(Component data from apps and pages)
*** Block opens ***

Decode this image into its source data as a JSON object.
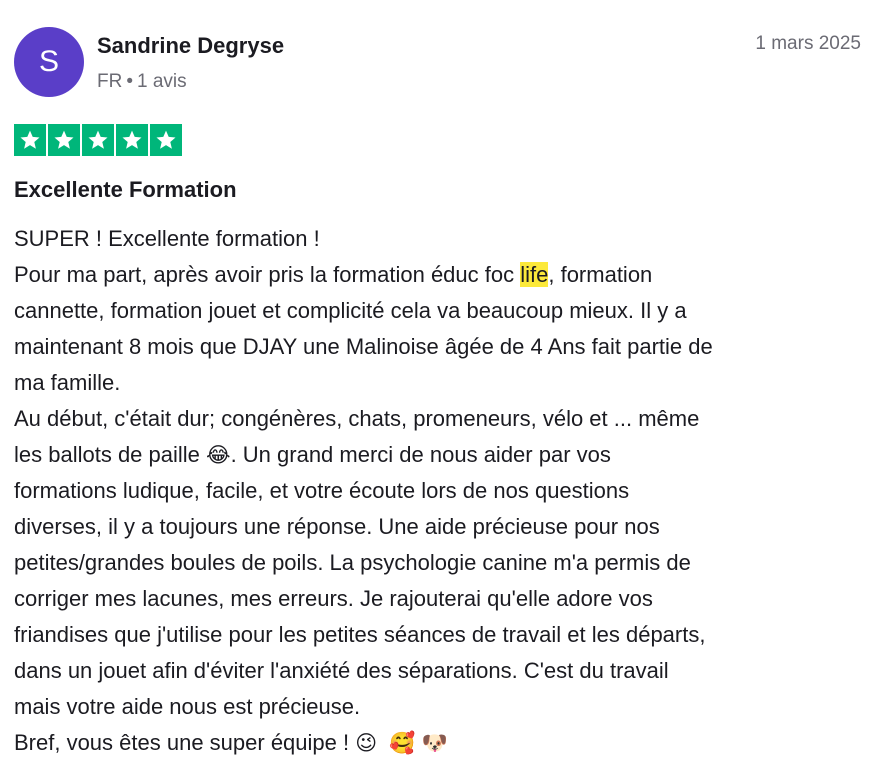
{
  "reviewer": {
    "initial": "S",
    "name": "Sandrine Degryse",
    "country": "FR",
    "separator": "•",
    "reviews_count": "1 avis"
  },
  "review": {
    "date": "1 mars 2025",
    "rating": 5,
    "rating_max": 5,
    "title": "Excellente Formation",
    "lines": {
      "l1": "SUPER ! Excellente formation !",
      "l2_before": "Pour ma part, après avoir pris la formation éduc foc ",
      "l2_highlight": "life",
      "l2_after": ", formation",
      "l3": "cannette, formation jouet et complicité cela va beaucoup mieux. Il y a",
      "l4": "maintenant 8 mois que DJAY une Malinoise âgée de 4 Ans fait partie de",
      "l5": "ma famille.",
      "l6": "Au début, c'était dur; congénères, chats, promeneurs, vélo et ... même",
      "l7_before": "les ballots de paille ",
      "l7_emoji": "😂",
      "l7_after": ". Un grand merci de nous aider par vos",
      "l8": "formations ludique, facile, et votre écoute lors de nos questions",
      "l9": "diverses, il y a toujours une réponse. Une aide précieuse pour nos",
      "l10": "petites/grandes boules de poils. La psychologie canine m'a permis de",
      "l11": "corriger mes lacunes, mes erreurs. Je rajouterai qu'elle adore vos",
      "l12": "friandises que j'utilise pour les petites séances de travail et les départs,",
      "l13": "dans un jouet afin d'éviter l'anxiété des séparations. C'est du travail",
      "l14": "mais votre aide nous est précieuse.",
      "l15_text": "Bref, vous êtes une super équipe ! ",
      "l15_emoji1": "😉",
      "l15_emoji2": "🥰",
      "l15_emoji3": "🐶"
    }
  },
  "colors": {
    "avatar_bg": "#5a3ec8",
    "star_bg": "#00b67a",
    "highlight": "#fce93a",
    "text": "#1b1b21",
    "muted": "#6b6b74"
  },
  "icons": {
    "star": "star-icon"
  }
}
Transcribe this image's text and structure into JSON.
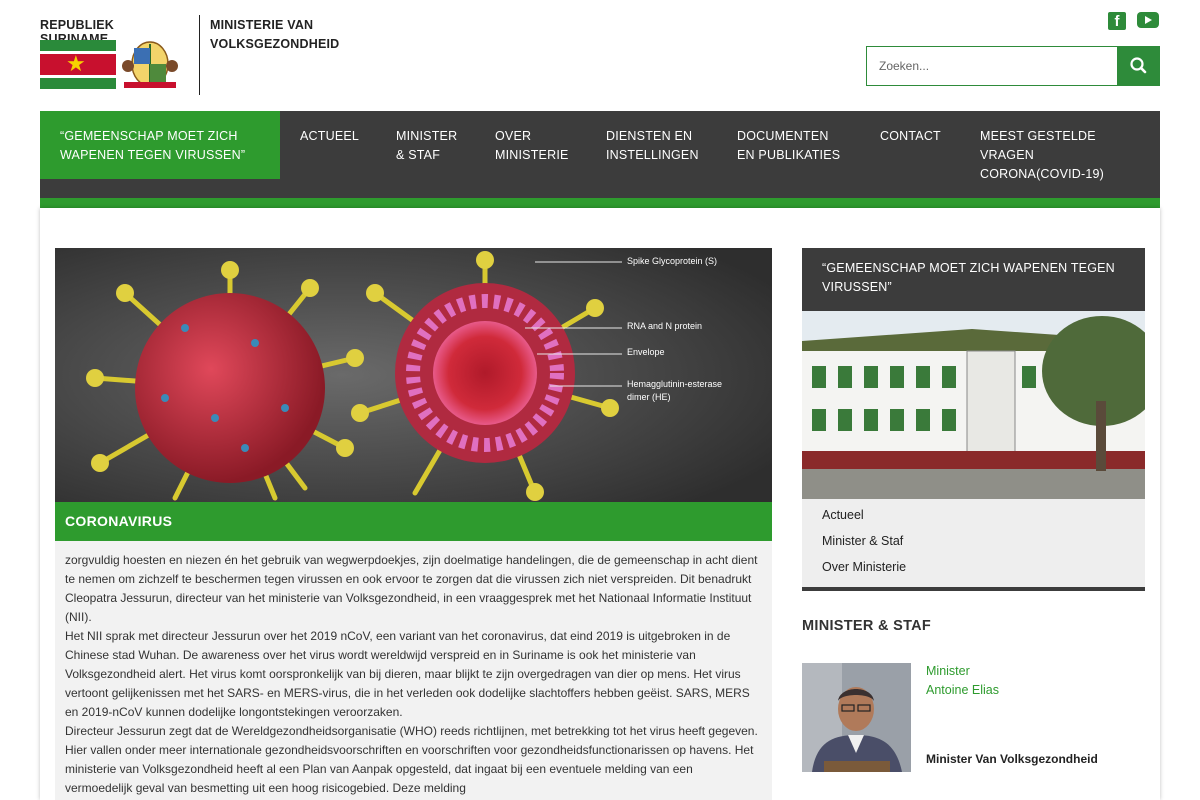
{
  "header": {
    "republic": "REPUBLIEK SURINAME",
    "ministry_line1": "MINISTERIE VAN",
    "ministry_line2": "VOLKSGEZONDHEID",
    "social": [
      "facebook-icon",
      "youtube-icon"
    ],
    "search_placeholder": "Zoeken..."
  },
  "nav": {
    "items": [
      {
        "line1": "“GEMEENSCHAP MOET ZICH",
        "line2": "WAPENEN TEGEN VIRUSSEN”",
        "line3": ""
      },
      {
        "line1": "ACTUEEL",
        "line2": "",
        "line3": ""
      },
      {
        "line1": "MINISTER",
        "line2": "& STAF",
        "line3": ""
      },
      {
        "line1": "OVER",
        "line2": "MINISTERIE",
        "line3": ""
      },
      {
        "line1": "DIENSTEN EN",
        "line2": "INSTELLINGEN",
        "line3": ""
      },
      {
        "line1": "DOCUMENTEN",
        "line2": "EN PUBLIKATIES",
        "line3": ""
      },
      {
        "line1": "CONTACT",
        "line2": "",
        "line3": ""
      },
      {
        "line1": "MEEST GESTELDE",
        "line2": "VRAGEN",
        "line3": "CORONA(COVID-19)"
      }
    ]
  },
  "hero": {
    "labels": [
      "Spike Glycoprotein (S)",
      "RNA and N protein",
      "Envelope",
      "Hemagglutinin-esterase",
      "dimer (HE)"
    ]
  },
  "article": {
    "title": "CORONAVIRUS",
    "paragraphs": [
      "zorgvuldig hoesten en niezen én het gebruik van wegwerpdoekjes, zijn doelmatige handelingen, die de gemeenschap in acht dient te nemen om zichzelf te beschermen tegen virussen en ook ervoor te zorgen dat die virussen zich niet verspreiden. Dit benadrukt Cleopatra Jessurun, directeur van het ministerie van Volksgezondheid, in een vraaggesprek met het Nationaal Informatie Instituut (NII).",
      "Het NII sprak met directeur Jessurun over het 2019 nCoV, een variant van het coronavirus, dat eind 2019 is uitgebroken in de Chinese stad Wuhan. De awareness over het virus wordt wereldwijd verspreid en in Suriname is ook het ministerie van Volksgezondheid alert. Het virus komt oorspronkelijk van bij dieren, maar blijkt te zijn overgedragen van dier op mens. Het virus vertoont gelijkenissen met het SARS- en MERS-virus, die in het verleden ook dodelijke slachtoffers hebben geëist. SARS, MERS en 2019-nCoV kunnen dodelijke longontstekingen veroorzaken.",
      "Directeur Jessurun zegt dat de Wereldgezondheidsorganisatie (WHO) reeds richtlijnen, met betrekking tot het virus heeft gegeven. Hier vallen onder meer internationale gezondheidsvoorschriften en voorschriften voor gezondheidsfunctionarissen op havens. Het ministerie van Volksgezondheid heeft al een Plan van Aanpak opgesteld, dat ingaat bij een eventuele melding van een vermoedelijk geval van besmetting uit een hoog risicogebied. Deze melding"
    ]
  },
  "sidebar": {
    "heading": "“GEMEENSCHAP MOET ZICH WAPENEN TEGEN VIRUSSEN”",
    "links": [
      "Actueel",
      "Minister & Staf",
      "Over Ministerie"
    ],
    "section_title": "MINISTER & STAF",
    "minister_role": "Minister",
    "minister_name": "Antoine Elias",
    "minister_caption": "Minister Van Volksgezondheid"
  },
  "colors": {
    "brand_green": "#2e9b2e",
    "nav_dark": "#3c3c3c"
  }
}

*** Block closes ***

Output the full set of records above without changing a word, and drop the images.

▸ **EXERCISE RESULT**:
Decode this image into its source data as a JSON object.
{
  "reviewer": {
    "initial": "S",
    "name": "Sandrine Degryse",
    "country": "FR",
    "separator": "•",
    "reviews_count": "1 avis"
  },
  "review": {
    "date": "1 mars 2025",
    "rating": 5,
    "rating_max": 5,
    "title": "Excellente Formation",
    "lines": {
      "l1": "SUPER ! Excellente formation !",
      "l2_before": "Pour ma part, après avoir pris la formation éduc foc ",
      "l2_highlight": "life",
      "l2_after": ", formation",
      "l3": "cannette, formation jouet et complicité cela va beaucoup mieux. Il y a",
      "l4": "maintenant 8 mois que DJAY une Malinoise âgée de 4 Ans fait partie de",
      "l5": "ma famille.",
      "l6": "Au début, c'était dur; congénères, chats, promeneurs, vélo et ... même",
      "l7_before": "les ballots de paille ",
      "l7_emoji": "😂",
      "l7_after": ". Un grand merci de nous aider par vos",
      "l8": "formations ludique, facile, et votre écoute lors de nos questions",
      "l9": "diverses, il y a toujours une réponse. Une aide précieuse pour nos",
      "l10": "petites/grandes boules de poils. La psychologie canine m'a permis de",
      "l11": "corriger mes lacunes, mes erreurs. Je rajouterai qu'elle adore vos",
      "l12": "friandises que j'utilise pour les petites séances de travail et les départs,",
      "l13": "dans un jouet afin d'éviter l'anxiété des séparations. C'est du travail",
      "l14": "mais votre aide nous est précieuse.",
      "l15_text": "Bref, vous êtes une super équipe ! ",
      "l15_emoji1": "😉",
      "l15_emoji2": "🥰",
      "l15_emoji3": "🐶"
    }
  },
  "colors": {
    "avatar_bg": "#5a3ec8",
    "star_bg": "#00b67a",
    "highlight": "#fce93a",
    "text": "#1b1b21",
    "muted": "#6b6b74"
  },
  "icons": {
    "star": "star-icon"
  }
}
Transcribe this image's text and structure into JSON.
{
  "header": {
    "republic": "REPUBLIEK SURINAME",
    "ministry_line1": "MINISTERIE VAN",
    "ministry_line2": "VOLKSGEZONDHEID",
    "social": [
      "facebook-icon",
      "youtube-icon"
    ],
    "search_placeholder": "Zoeken..."
  },
  "nav": {
    "items": [
      {
        "line1": "“GEMEENSCHAP MOET ZICH",
        "line2": "WAPENEN TEGEN VIRUSSEN”",
        "line3": ""
      },
      {
        "line1": "ACTUEEL",
        "line2": "",
        "line3": ""
      },
      {
        "line1": "MINISTER",
        "line2": "& STAF",
        "line3": ""
      },
      {
        "line1": "OVER",
        "line2": "MINISTERIE",
        "line3": ""
      },
      {
        "line1": "DIENSTEN EN",
        "line2": "INSTELLINGEN",
        "line3": ""
      },
      {
        "line1": "DOCUMENTEN",
        "line2": "EN PUBLIKATIES",
        "line3": ""
      },
      {
        "line1": "CONTACT",
        "line2": "",
        "line3": ""
      },
      {
        "line1": "MEEST GESTELDE",
        "line2": "VRAGEN",
        "line3": "CORONA(COVID-19)"
      }
    ]
  },
  "hero": {
    "labels": [
      "Spike Glycoprotein (S)",
      "RNA and N protein",
      "Envelope",
      "Hemagglutinin-esterase",
      "dimer (HE)"
    ]
  },
  "article": {
    "title": "CORONAVIRUS",
    "paragraphs": [
      "zorgvuldig hoesten en niezen én het gebruik van wegwerpdoekjes, zijn doelmatige handelingen, die de gemeenschap in acht dient te nemen om zichzelf te beschermen tegen virussen en ook ervoor te zorgen dat die virussen zich niet verspreiden. Dit benadrukt Cleopatra Jessurun, directeur van het ministerie van Volksgezondheid, in een vraaggesprek met het Nationaal Informatie Instituut (NII).",
      "Het NII sprak met directeur Jessurun over het 2019 nCoV, een variant van het coronavirus, dat eind 2019 is uitgebroken in de Chinese stad Wuhan. De awareness over het virus wordt wereldwijd verspreid en in Suriname is ook het ministerie van Volksgezondheid alert. Het virus komt oorspronkelijk van bij dieren, maar blijkt te zijn overgedragen van dier op mens. Het virus vertoont gelijkenissen met het SARS- en MERS-virus, die in het verleden ook dodelijke slachtoffers hebben geëist. SARS, MERS en 2019-nCoV kunnen dodelijke longontstekingen veroorzaken.",
      "Directeur Jessurun zegt dat de Wereldgezondheidsorganisatie (WHO) reeds richtlijnen, met betrekking tot het virus heeft gegeven. Hier vallen onder meer internationale gezondheidsvoorschriften en voorschriften voor gezondheidsfunctionarissen op havens. Het ministerie van Volksgezondheid heeft al een Plan van Aanpak opgesteld, dat ingaat bij een eventuele melding van een vermoedelijk geval van besmetting uit een hoog risicogebied. Deze melding"
    ]
  },
  "sidebar": {
    "heading": "“GEMEENSCHAP MOET ZICH WAPENEN TEGEN VIRUSSEN”",
    "links": [
      "Actueel",
      "Minister & Staf",
      "Over Ministerie"
    ],
    "section_title": "MINISTER & STAF",
    "minister_role": "Minister",
    "minister_name": "Antoine Elias",
    "minister_caption": "Minister Van Volksgezondheid"
  },
  "colors": {
    "brand_green": "#2e9b2e",
    "nav_dark": "#3c3c3c"
  }
}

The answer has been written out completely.